Instinctively I scooped up Milo. But in the next instant we were sprawled on the sidewalk, the dogs having leapt and barreled me over. I was face-down, still clutching Milo despite my bloodied elbows. From across the street I heard the sobbing wail of the pit bulls’ owner. It must have been upsetting for her, it flashed across my mind, to see her pets upend a neighbor. But then I realized she was screaming not in regret but in terror. The pit bulls’ mission was not to knock me over. They’d come to kill my dog and were determined to do so.

This became clear when one of them smashed into us sideways, teeth gnashing, and sank his fangs deep into Milo’s neck. In horror I punched the massive, rock-hard jaw — to zero effect. Then the second dog jolted into us from the other side, clamping onto Milo’s lower half, cinching the leg by its top joist and shaking his head in a frenzy to tear it off.
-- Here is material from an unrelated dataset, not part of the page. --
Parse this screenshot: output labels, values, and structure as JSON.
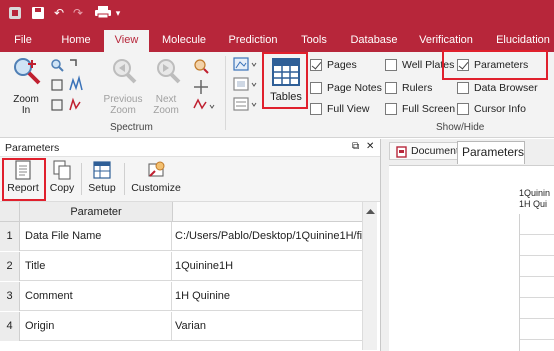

Thus began what the few witnesses who came out of their houses to yell and call 911 would later describe as a 15-minute battle. But for me, inside that bloody battle, it could have been two minutes or an hour. The blood came mainly from Milo, staining his pale fur crimson, and from my hands, ripped by the dogs during the few times I managed to pry Milo’s head or haunch free of a jaw. Soon I was writhing in a slick of gore, punching at one attached dog and elbowing the other, shouting at them and anyone who could help; but no one could. At that hour of the morning my would-be cavalry consisted of two terrified homeowners in yoga pants and a woman who’d just arrived to clean a house a block away.

I felt myself losing the fight. Milo was being torn apart like a stuffed animal, and eventually he went limp and silent in my arms. The owner’s sobs from across the street grew calmer: the funereal mourning of something awful, but done. Out of desperation, and exhaustion, I mounted one last spasm of defense. I punched and elbowed with all I had, yanked harder, and was able to tug loose Milo’s drenched body and rise with him to limp a couple steps into the middle of the street. And in the split-second before I was taken down again, I had a thought. This whole time the dogs hadn’t bitten me voluntarily. They were after Milo, not his owner. So I dropped to the ground with him beneath my stomach, my arms bracketing his body to wall him off.

The dogs growled and foamed an inch on either side of me. One butted my face with his own hard face, but they didn’t bite. They pawed at my midsection, padded angrily around us. And eventually our observers were able to drag them away.

And we made it, Milo and I. Incredibly, he was still breathing; so my wife — alerted by our neighbors — rushed us to the animal emergency room and the human emergency room in turn. Over the next few days he would get dozens of stitches and fluid drains and treatments; I was treated with antibiotics and hand bandages; and we ended up home and alive, tighter friends than ever.

The pit bulls are alive too. Their owners seem like decent people who adopted those disturbed animals when they were abandoned puppies. Now they walk them only in the early morning and late at night, and individually, keeping them out of pack attack mode and away from other neighborhood pets. I’ve been told I’m a wimp and an idiot for not demanding the dogs be euthanized. I guess I’d had my fill of deadly aggression. The world will always have dogs capable of viciousness. What’s important is that their owners are aware of the hazards to the safety of others. That goes for the rest of us too.

That’s the challenge of living, as we do now, amid once-unthinkable threats and damage. In the half-year since that morning, we’ve all learned that life can turn on a dime, turn on you, or even turn off. There is no fairness to any of the barbaric events of 2020. But they have given us the sacred opportunity to look out for our loved ones — and to help them, and ourselves, be stronger than we ever knew we could.

Now I treasure my dog walks in a new way: with a wary knowledge of danger, a tinge of darkness in the sunshine. That, I think, is how we all walk through life now. The world, for better and worse, is full of surprises. And as we rise to meet them, there is more fight in us than we know.

Nicholas Weinstock is the author of three books and runs the movie and television company Red Hour Films together with his producing partner Ben Stiller.